What you have to do. Go over the listing below line by line, and return each one holding the string "的男朋友".

Supplied data.
○ ○ ○
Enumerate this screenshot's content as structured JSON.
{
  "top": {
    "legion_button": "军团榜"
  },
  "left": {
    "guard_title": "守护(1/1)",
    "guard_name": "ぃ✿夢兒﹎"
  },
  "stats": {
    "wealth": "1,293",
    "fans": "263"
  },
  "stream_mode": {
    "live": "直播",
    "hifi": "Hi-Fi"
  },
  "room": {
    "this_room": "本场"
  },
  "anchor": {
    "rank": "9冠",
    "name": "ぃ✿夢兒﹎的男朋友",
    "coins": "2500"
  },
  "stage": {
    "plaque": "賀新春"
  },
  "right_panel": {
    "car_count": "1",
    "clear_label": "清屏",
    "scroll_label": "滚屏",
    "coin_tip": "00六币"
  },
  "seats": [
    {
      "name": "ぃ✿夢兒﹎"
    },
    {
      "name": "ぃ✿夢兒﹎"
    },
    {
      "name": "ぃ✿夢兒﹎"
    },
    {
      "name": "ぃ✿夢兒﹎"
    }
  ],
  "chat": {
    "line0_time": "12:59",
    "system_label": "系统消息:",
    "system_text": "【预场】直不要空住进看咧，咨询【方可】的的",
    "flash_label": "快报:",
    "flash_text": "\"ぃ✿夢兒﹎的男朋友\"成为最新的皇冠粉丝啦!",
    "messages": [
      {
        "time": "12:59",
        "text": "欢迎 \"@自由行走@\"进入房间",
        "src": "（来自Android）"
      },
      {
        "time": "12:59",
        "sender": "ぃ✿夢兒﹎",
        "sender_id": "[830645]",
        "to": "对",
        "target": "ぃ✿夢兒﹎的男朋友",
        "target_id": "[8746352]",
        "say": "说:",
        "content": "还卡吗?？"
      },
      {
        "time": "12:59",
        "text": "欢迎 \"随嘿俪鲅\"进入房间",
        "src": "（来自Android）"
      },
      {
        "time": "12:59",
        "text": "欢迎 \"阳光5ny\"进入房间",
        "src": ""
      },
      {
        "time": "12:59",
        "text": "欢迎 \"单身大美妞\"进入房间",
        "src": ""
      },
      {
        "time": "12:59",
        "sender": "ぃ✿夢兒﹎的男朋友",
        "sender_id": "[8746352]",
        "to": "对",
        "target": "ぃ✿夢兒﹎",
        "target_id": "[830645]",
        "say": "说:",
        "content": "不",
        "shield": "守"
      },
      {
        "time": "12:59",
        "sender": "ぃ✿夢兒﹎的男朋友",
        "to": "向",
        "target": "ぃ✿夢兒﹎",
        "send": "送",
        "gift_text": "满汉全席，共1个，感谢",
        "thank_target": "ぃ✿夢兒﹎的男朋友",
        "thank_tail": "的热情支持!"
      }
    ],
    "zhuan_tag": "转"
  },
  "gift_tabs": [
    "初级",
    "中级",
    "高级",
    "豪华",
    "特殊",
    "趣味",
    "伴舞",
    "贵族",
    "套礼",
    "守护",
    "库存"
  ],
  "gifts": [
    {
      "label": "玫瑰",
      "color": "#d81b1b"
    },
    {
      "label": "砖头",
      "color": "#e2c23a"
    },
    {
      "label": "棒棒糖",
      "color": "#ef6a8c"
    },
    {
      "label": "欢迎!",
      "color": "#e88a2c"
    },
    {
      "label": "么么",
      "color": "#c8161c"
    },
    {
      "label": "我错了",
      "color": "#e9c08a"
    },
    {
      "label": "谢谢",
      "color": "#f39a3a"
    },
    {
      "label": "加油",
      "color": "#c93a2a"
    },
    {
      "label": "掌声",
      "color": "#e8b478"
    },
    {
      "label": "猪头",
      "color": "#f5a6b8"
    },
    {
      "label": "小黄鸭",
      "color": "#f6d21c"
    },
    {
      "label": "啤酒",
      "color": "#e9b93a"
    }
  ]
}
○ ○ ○
Exercise response.
    "name": "ぃ✿夢兒﹎的男朋友",
    "flash_text": "\"ぃ✿夢兒﹎的男朋友\"成为最新的皇冠粉丝啦!",
        "target": "ぃ✿夢兒﹎的男朋友",
        "sender": "ぃ✿夢兒﹎的男朋友",
        "sender": "ぃ✿夢兒﹎的男朋友",
        "thank_target": "ぃ✿夢兒﹎的男朋友",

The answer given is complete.